We finally stopped driving, and when she opened the car door in front of the biggest house I’d ever seen, a man with a shaved head stepped out the front door. I ran inside, before they could put me in the garden. I used to live indoors, so I knew all about slippery floors and how not to piss on the carpet.
But this place had stairs, and some more rooms on top of the stairs which confused me at first. And then they opened another door and I saw the garden...that’s when I first suspected my luck was changing for the good this time. This was the garden of my dreams: plenty of trees, a stream, an apple tree just loaded with sweet smelling fruit, and the scent of squirrels everywhere. I checked it all out carefully, sniffing every inch of the fence in case there was a way to get out. I smelled another dog, long gone, but I could tell she’d been happy there and, more importantly, well fed.
Then I ran back inside—no way was I getting trapped in a garden again, not even one with its own food and water sources. But the lady didn’t seem to mind; in fact, she started giving me treats! She kept saying my name, then dropping nuggets on the ground when I looked at her.
Easiest meal I’ve ever earned.
She seemed especially pleased when I lowered my rear to the floor after she said the word “sit.” I liked pleasing her—a strange sensation that settled in my belly, right next to the nuggets of tasty food.
I decided I’d call her Nice Lady, and later, the other guy Big Head, especially when he put a giant helmet over his head and took off on a motorbike. (I wish those dogs at the shelter could see me now, living with a cool dude who rides a motorcycle!)
After I ate, Nice Lady stroked me, which felt pretty nice, but when she started to pull at the mats, I let her know I wasn’t okay with that. She left me alone, but I could see her eyeing them. She wrinkled her nose a lot, too, whenever she caught my scent.
She and Big Head used a lot of words I didn’t know, but I’ve learned much of their language now. It sounds a bit like Irish, without the rich rolling Rs.
Not long after I came here, Nice Lady got in her car and left. I was frantic: what if she was gone for good? Then Big Head put my leash on and we went out, so I helped him look for Nice Lady. I peered in every car I saw, hoping to find her. Big Head apologized to the people who were surprised to see me jumping on their cars. I was so desperate to find my Nice Lady I didn't even do my Business, but she'd seemingly split for good.
After we got home, she walked in with some food she’d scavenged from one of her sources, and I jumped on her to let her know how worried I’d been.
Big Head told her he was never again taking me for a walk after she’d driven off.

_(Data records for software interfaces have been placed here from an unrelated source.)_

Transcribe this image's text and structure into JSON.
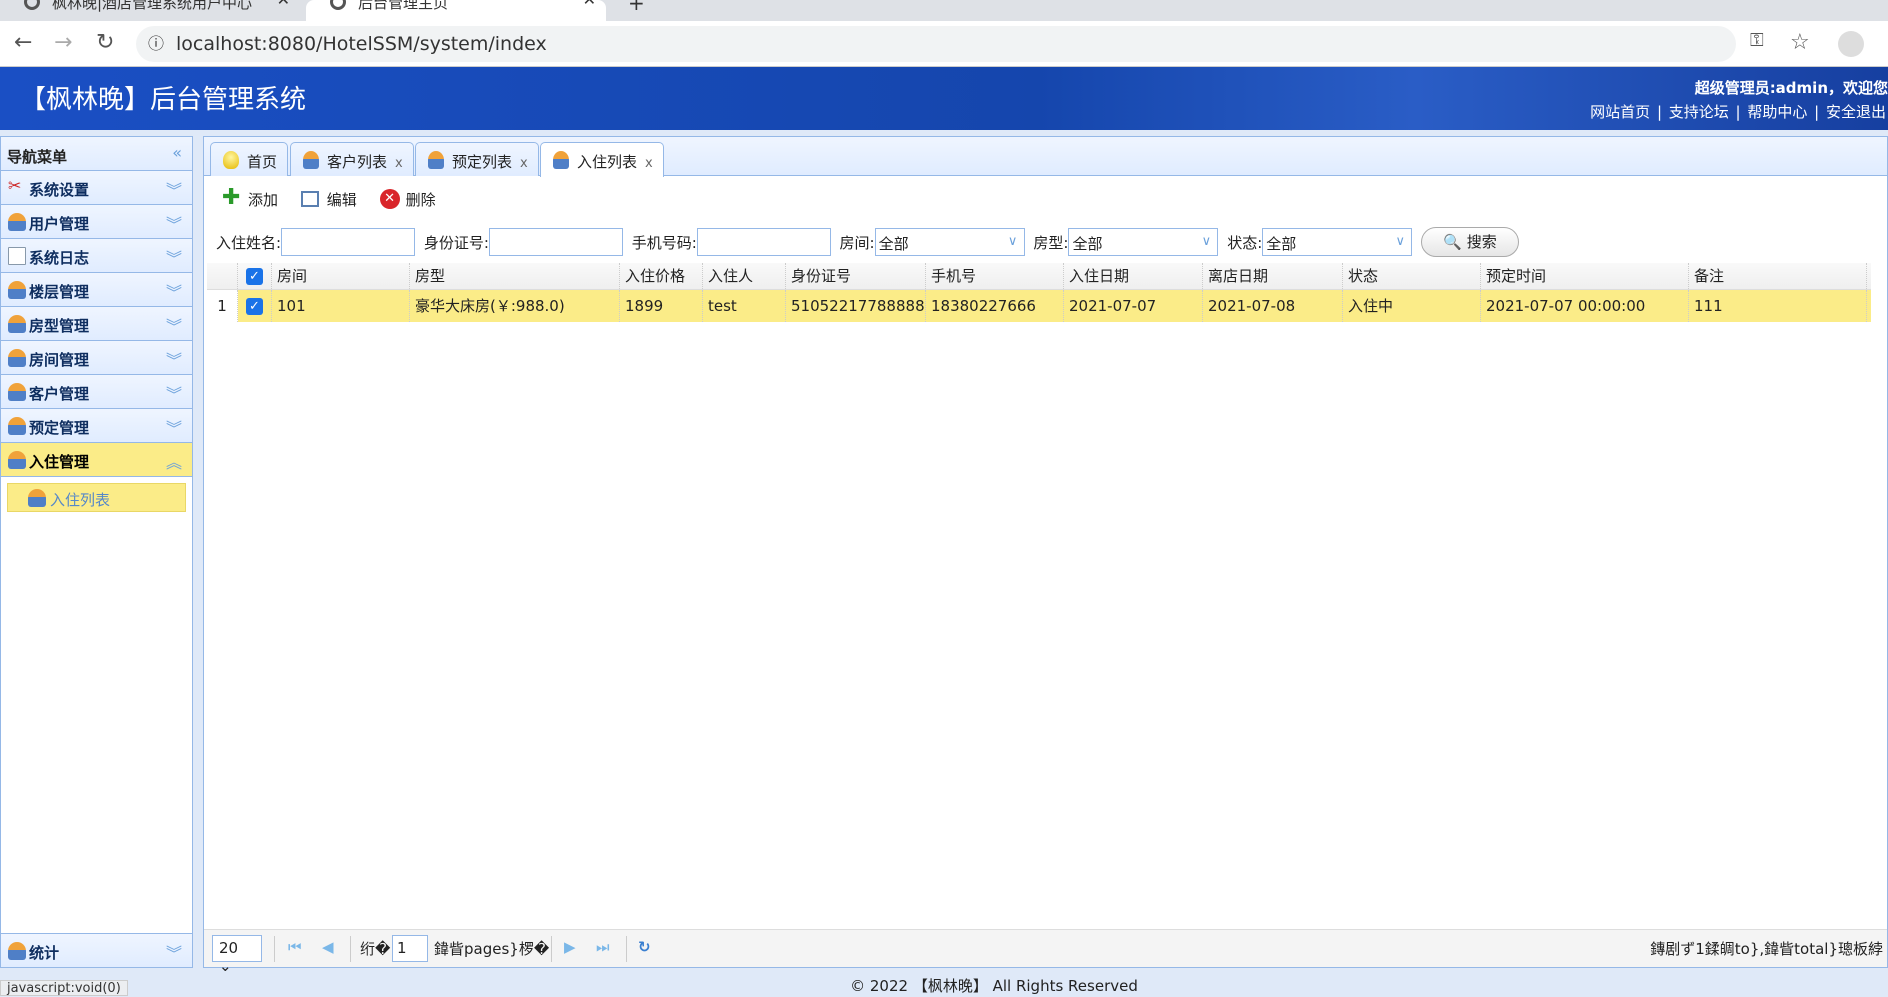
{
  "browser": {
    "tabs": [
      {
        "title": "枫林晚|酒店管理系统用户中心"
      },
      {
        "title": "后台管理主页"
      }
    ],
    "url": "localhost:8080/HotelSSM/system/index"
  },
  "header": {
    "title": "【枫林晚】后台管理系统",
    "welcome": "超级管理员:admin，欢迎您",
    "links": [
      "网站首页",
      "支持论坛",
      "帮助中心",
      "安全退出"
    ]
  },
  "sidebar": {
    "title": "导航菜单",
    "items": [
      {
        "label": "系统设置",
        "icon": "tools-icon"
      },
      {
        "label": "用户管理"
      },
      {
        "label": "系统日志",
        "icon": "log-icon"
      },
      {
        "label": "楼层管理"
      },
      {
        "label": "房型管理"
      },
      {
        "label": "房间管理"
      },
      {
        "label": "客户管理"
      },
      {
        "label": "预定管理"
      },
      {
        "label": "入住管理",
        "active": true
      }
    ],
    "sub_items": [
      {
        "label": "入住列表"
      }
    ],
    "bottom": {
      "label": "统计"
    }
  },
  "tabs": [
    {
      "label": "首页",
      "closable": false
    },
    {
      "label": "客户列表"
    },
    {
      "label": "预定列表"
    },
    {
      "label": "入住列表",
      "selected": true
    }
  ],
  "toolbar": {
    "add": "添加",
    "edit": "编辑",
    "delete": "删除"
  },
  "filter": {
    "name_label": "入住姓名:",
    "id_label": "身份证号:",
    "phone_label": "手机号码:",
    "room_label": "房间:",
    "room_value": "全部",
    "type_label": "房型:",
    "type_value": "全部",
    "status_label": "状态:",
    "status_value": "全部",
    "search": "搜索"
  },
  "grid": {
    "columns": [
      "房间",
      "房型",
      "入住价格",
      "入住人",
      "身份证号",
      "手机号",
      "入住日期",
      "离店日期",
      "状态",
      "预定时间",
      "备注"
    ],
    "rows": [
      {
        "num": "1",
        "checked": true,
        "cells": [
          "101",
          "豪华大床房(￥:988.0)",
          "1899",
          "test",
          "51052217788888",
          "18380227666",
          "2021-07-07",
          "2021-07-08",
          "入住中",
          "2021-07-07 00:00:00",
          "111"
        ]
      }
    ]
  },
  "pager": {
    "page_size": "20",
    "before": "绗�",
    "page": "1",
    "after": "鍏眥pages}椤�",
    "info": "鏄剧ず1鍒皗to},鍏眥total}璁板綍"
  },
  "footer": "© 2022 【枫林晚】 All Rights Reserved",
  "status_bar": "javascript:void(0)",
  "colors": {
    "header": "#1546ad",
    "active": "#fbec88",
    "border": "#95b8e7"
  }
}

Looking back now, that day when I met Nice Lady and Big Head, that was the day my Irish luck finally kicked in. Sometimes I remember how scared I was, how I thought I was going to another Bad Place. I’ve seen a photo of me taken that afternoon: my eyes were the size of a food bowl.

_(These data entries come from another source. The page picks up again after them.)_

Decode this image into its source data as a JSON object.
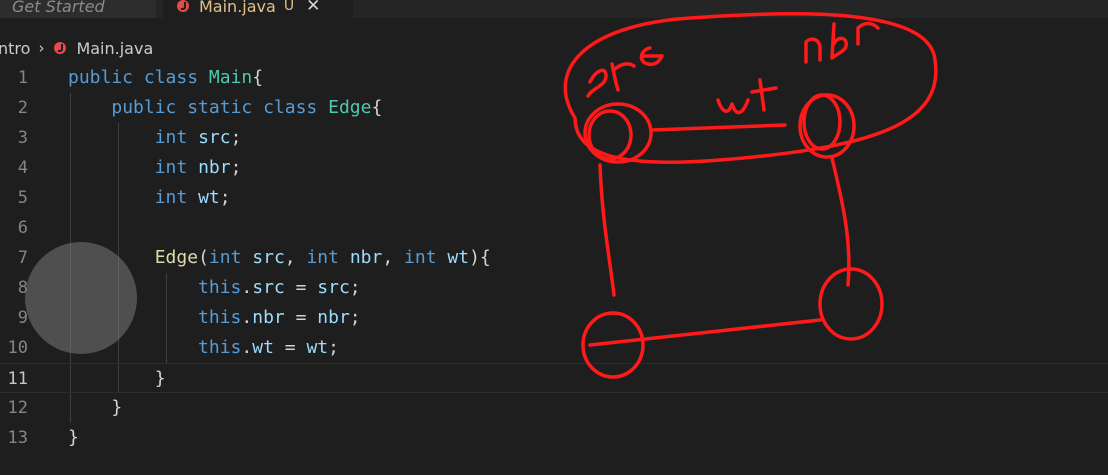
{
  "tabs": [
    {
      "label": "Get Started",
      "active": false
    },
    {
      "label": "Main.java",
      "active": true,
      "status": "U"
    }
  ],
  "breadcrumb": {
    "folder": "ntro",
    "file": "Main.java"
  },
  "editor": {
    "current_line": 11,
    "lines": [
      {
        "n": "1",
        "tokens": [
          [
            "kw",
            "public "
          ],
          [
            "kw",
            "class "
          ],
          [
            "ty",
            "Main"
          ],
          [
            "pn",
            "{"
          ]
        ]
      },
      {
        "n": "2",
        "tokens": [
          [
            "pn",
            "    "
          ],
          [
            "kw",
            "public "
          ],
          [
            "kw",
            "static "
          ],
          [
            "kw",
            "class "
          ],
          [
            "ty",
            "Edge"
          ],
          [
            "pn",
            "{"
          ]
        ]
      },
      {
        "n": "3",
        "tokens": [
          [
            "pn",
            "        "
          ],
          [
            "kw",
            "int "
          ],
          [
            "id",
            "src"
          ],
          [
            "pn",
            ";"
          ]
        ]
      },
      {
        "n": "4",
        "tokens": [
          [
            "pn",
            "        "
          ],
          [
            "kw",
            "int "
          ],
          [
            "id",
            "nbr"
          ],
          [
            "pn",
            ";"
          ]
        ]
      },
      {
        "n": "5",
        "tokens": [
          [
            "pn",
            "        "
          ],
          [
            "kw",
            "int "
          ],
          [
            "id",
            "wt"
          ],
          [
            "pn",
            ";"
          ]
        ]
      },
      {
        "n": "6",
        "tokens": []
      },
      {
        "n": "7",
        "tokens": [
          [
            "pn",
            "        "
          ],
          [
            "fn",
            "Edge"
          ],
          [
            "pn",
            "("
          ],
          [
            "kw",
            "int "
          ],
          [
            "id",
            "src"
          ],
          [
            "pn",
            ", "
          ],
          [
            "kw",
            "int "
          ],
          [
            "id",
            "nbr"
          ],
          [
            "pn",
            ", "
          ],
          [
            "kw",
            "int "
          ],
          [
            "id",
            "wt"
          ],
          [
            "pn",
            "){"
          ]
        ]
      },
      {
        "n": "8",
        "tokens": [
          [
            "pn",
            "            "
          ],
          [
            "kw",
            "this"
          ],
          [
            "pn",
            "."
          ],
          [
            "id",
            "src"
          ],
          [
            "pn",
            " = "
          ],
          [
            "id",
            "src"
          ],
          [
            "pn",
            ";"
          ]
        ]
      },
      {
        "n": "9",
        "tokens": [
          [
            "pn",
            "            "
          ],
          [
            "kw",
            "this"
          ],
          [
            "pn",
            "."
          ],
          [
            "id",
            "nbr"
          ],
          [
            "pn",
            " = "
          ],
          [
            "id",
            "nbr"
          ],
          [
            "pn",
            ";"
          ]
        ]
      },
      {
        "n": "10",
        "tokens": [
          [
            "pn",
            "            "
          ],
          [
            "kw",
            "this"
          ],
          [
            "pn",
            "."
          ],
          [
            "id",
            "wt"
          ],
          [
            "pn",
            " = "
          ],
          [
            "id",
            "wt"
          ],
          [
            "pn",
            ";"
          ]
        ]
      },
      {
        "n": "11",
        "tokens": [
          [
            "pn",
            "        }"
          ]
        ]
      },
      {
        "n": "12",
        "tokens": [
          [
            "pn",
            "    }"
          ]
        ]
      },
      {
        "n": "13",
        "tokens": [
          [
            "pn",
            "}"
          ]
        ]
      }
    ]
  },
  "annotation": {
    "color": "#ff1a1a",
    "labels": {
      "src": "src",
      "weight": "wt",
      "neighbor": "nbr"
    }
  }
}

Another thing I didn’t know then: Nice Lady was just another foster lady and I wasn’t supposed to be Her Boy, but somehow, I changed her mind. I think it was that day when she left in the car. She didn’t know how much I loved her, but once she did, she decided that “emergency” on that day was really just Fate, barking at the door.
By Sparky, age 4, approximately

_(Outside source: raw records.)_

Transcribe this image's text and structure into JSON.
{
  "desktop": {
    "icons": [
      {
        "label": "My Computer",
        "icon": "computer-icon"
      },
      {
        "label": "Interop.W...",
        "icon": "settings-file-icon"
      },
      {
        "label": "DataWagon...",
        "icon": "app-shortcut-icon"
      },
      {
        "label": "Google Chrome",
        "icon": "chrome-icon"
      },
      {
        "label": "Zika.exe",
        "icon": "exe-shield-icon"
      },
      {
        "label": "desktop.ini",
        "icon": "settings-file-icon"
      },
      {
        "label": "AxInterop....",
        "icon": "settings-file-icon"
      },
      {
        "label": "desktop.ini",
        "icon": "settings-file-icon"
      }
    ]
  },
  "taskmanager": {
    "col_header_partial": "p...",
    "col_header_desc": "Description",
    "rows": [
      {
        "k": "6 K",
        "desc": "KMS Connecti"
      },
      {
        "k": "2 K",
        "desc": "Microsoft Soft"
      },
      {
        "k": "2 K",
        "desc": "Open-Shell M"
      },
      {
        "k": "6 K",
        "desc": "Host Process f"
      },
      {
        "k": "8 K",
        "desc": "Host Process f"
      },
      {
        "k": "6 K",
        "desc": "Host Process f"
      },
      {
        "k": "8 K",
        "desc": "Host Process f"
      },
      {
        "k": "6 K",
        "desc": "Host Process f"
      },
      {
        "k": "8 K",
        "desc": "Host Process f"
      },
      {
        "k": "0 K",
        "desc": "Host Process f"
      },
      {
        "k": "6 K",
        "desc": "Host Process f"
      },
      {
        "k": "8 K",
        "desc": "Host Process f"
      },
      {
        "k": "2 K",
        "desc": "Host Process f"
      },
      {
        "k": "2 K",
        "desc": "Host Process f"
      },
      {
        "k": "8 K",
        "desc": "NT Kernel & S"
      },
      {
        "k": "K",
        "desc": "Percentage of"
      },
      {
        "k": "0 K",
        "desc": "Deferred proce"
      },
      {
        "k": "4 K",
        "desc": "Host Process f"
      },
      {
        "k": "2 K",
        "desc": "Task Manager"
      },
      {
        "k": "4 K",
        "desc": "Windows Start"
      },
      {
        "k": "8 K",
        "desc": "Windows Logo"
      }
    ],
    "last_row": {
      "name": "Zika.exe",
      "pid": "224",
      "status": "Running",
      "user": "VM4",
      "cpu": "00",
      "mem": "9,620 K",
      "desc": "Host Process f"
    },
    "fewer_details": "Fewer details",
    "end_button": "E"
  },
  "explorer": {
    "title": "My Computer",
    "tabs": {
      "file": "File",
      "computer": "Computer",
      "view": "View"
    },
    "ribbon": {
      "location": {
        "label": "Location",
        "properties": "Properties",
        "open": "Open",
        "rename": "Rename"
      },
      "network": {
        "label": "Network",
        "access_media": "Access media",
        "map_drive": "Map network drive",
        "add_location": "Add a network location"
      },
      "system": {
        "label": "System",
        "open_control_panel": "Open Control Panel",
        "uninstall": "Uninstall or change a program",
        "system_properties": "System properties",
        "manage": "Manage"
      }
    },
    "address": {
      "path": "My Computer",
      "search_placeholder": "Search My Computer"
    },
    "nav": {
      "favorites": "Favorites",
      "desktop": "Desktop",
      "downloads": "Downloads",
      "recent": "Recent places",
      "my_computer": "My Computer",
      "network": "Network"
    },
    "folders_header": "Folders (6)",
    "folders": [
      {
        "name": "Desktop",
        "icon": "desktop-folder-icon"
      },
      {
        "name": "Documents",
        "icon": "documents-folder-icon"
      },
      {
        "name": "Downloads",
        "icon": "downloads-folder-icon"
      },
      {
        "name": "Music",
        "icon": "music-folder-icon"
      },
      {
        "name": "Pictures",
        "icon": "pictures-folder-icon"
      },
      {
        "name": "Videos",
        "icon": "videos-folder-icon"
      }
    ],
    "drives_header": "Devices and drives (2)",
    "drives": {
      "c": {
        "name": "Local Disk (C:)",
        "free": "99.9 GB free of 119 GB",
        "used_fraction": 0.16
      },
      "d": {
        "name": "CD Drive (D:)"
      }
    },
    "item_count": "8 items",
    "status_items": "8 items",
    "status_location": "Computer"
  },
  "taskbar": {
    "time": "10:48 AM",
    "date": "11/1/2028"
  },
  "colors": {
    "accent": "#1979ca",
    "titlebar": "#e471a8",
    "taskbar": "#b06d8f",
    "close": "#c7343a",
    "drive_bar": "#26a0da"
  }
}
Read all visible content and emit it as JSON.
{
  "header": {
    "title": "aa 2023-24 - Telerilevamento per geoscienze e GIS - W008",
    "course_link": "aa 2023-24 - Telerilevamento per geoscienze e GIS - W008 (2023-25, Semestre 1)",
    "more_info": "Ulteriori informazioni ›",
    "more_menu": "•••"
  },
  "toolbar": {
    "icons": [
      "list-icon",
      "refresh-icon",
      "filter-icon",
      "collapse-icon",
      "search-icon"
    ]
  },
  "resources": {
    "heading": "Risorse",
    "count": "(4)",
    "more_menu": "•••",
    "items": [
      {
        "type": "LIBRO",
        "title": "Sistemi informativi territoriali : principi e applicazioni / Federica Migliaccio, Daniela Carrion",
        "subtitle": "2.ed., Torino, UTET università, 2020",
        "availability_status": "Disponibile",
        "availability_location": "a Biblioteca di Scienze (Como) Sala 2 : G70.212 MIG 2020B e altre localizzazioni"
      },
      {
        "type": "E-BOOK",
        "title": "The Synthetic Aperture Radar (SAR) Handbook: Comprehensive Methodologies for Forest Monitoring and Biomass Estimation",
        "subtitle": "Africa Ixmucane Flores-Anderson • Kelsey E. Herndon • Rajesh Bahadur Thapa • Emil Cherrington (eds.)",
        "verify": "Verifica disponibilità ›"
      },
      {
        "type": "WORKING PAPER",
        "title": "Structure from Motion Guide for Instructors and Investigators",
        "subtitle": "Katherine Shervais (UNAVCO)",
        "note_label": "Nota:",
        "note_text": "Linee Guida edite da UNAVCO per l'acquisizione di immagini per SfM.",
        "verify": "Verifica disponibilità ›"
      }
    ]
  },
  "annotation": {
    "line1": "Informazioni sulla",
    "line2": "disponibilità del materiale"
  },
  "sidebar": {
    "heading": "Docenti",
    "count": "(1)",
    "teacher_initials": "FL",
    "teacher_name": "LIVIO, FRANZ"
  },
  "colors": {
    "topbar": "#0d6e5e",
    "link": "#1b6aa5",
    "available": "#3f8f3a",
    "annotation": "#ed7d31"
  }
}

Today is Sparky's "Gotcha Day." Three years ago he came into our lives, totally unexpectedly. He never left.
If you're interested in fostering or rescuing a dog from Ireland (and you live in the UK) check out Irish Retriever Rescue. They bring many dogs over from Ireland, where the shelters are overflowing due to uncontrolled puppy mills.
The day Sparky's luck changed